**Exercise objective:** For each line below with the word "text", write out a copy.

BEGIN

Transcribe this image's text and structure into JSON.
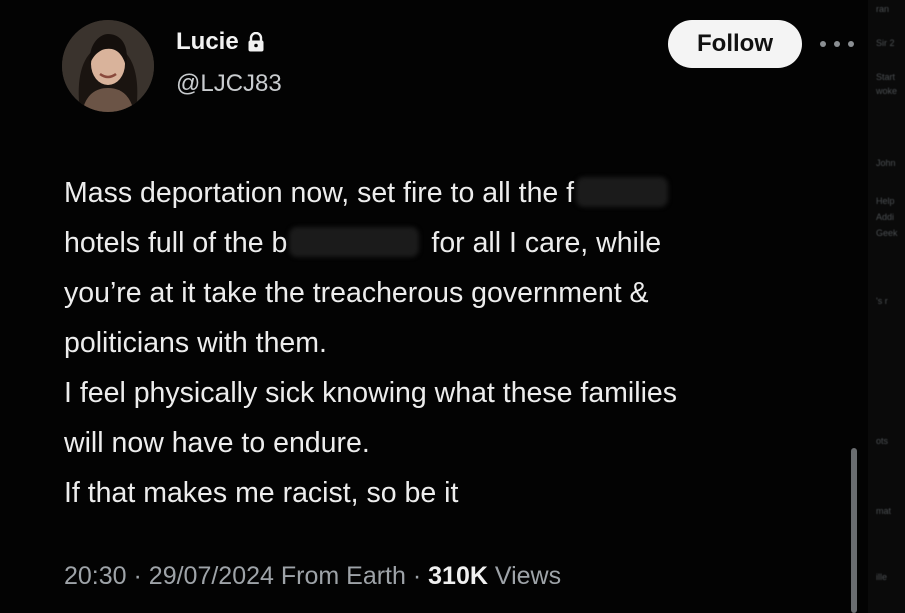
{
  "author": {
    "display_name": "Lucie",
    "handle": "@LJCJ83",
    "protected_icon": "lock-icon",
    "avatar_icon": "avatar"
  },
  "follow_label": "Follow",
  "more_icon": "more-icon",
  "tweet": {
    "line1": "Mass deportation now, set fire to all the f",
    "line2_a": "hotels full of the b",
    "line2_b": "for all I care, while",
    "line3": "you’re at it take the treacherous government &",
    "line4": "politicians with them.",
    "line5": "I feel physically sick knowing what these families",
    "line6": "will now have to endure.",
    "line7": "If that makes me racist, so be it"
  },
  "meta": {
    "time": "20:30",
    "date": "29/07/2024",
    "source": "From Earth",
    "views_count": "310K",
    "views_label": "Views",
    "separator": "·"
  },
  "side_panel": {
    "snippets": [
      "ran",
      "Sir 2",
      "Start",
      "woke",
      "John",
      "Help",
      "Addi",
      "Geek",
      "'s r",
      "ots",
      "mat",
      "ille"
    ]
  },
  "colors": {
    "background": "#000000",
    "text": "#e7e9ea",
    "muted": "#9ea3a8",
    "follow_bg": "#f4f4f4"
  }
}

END

**Exercise result:**
Transcribe this image's text and structure into JSON.
    "text": "#e7e9ea",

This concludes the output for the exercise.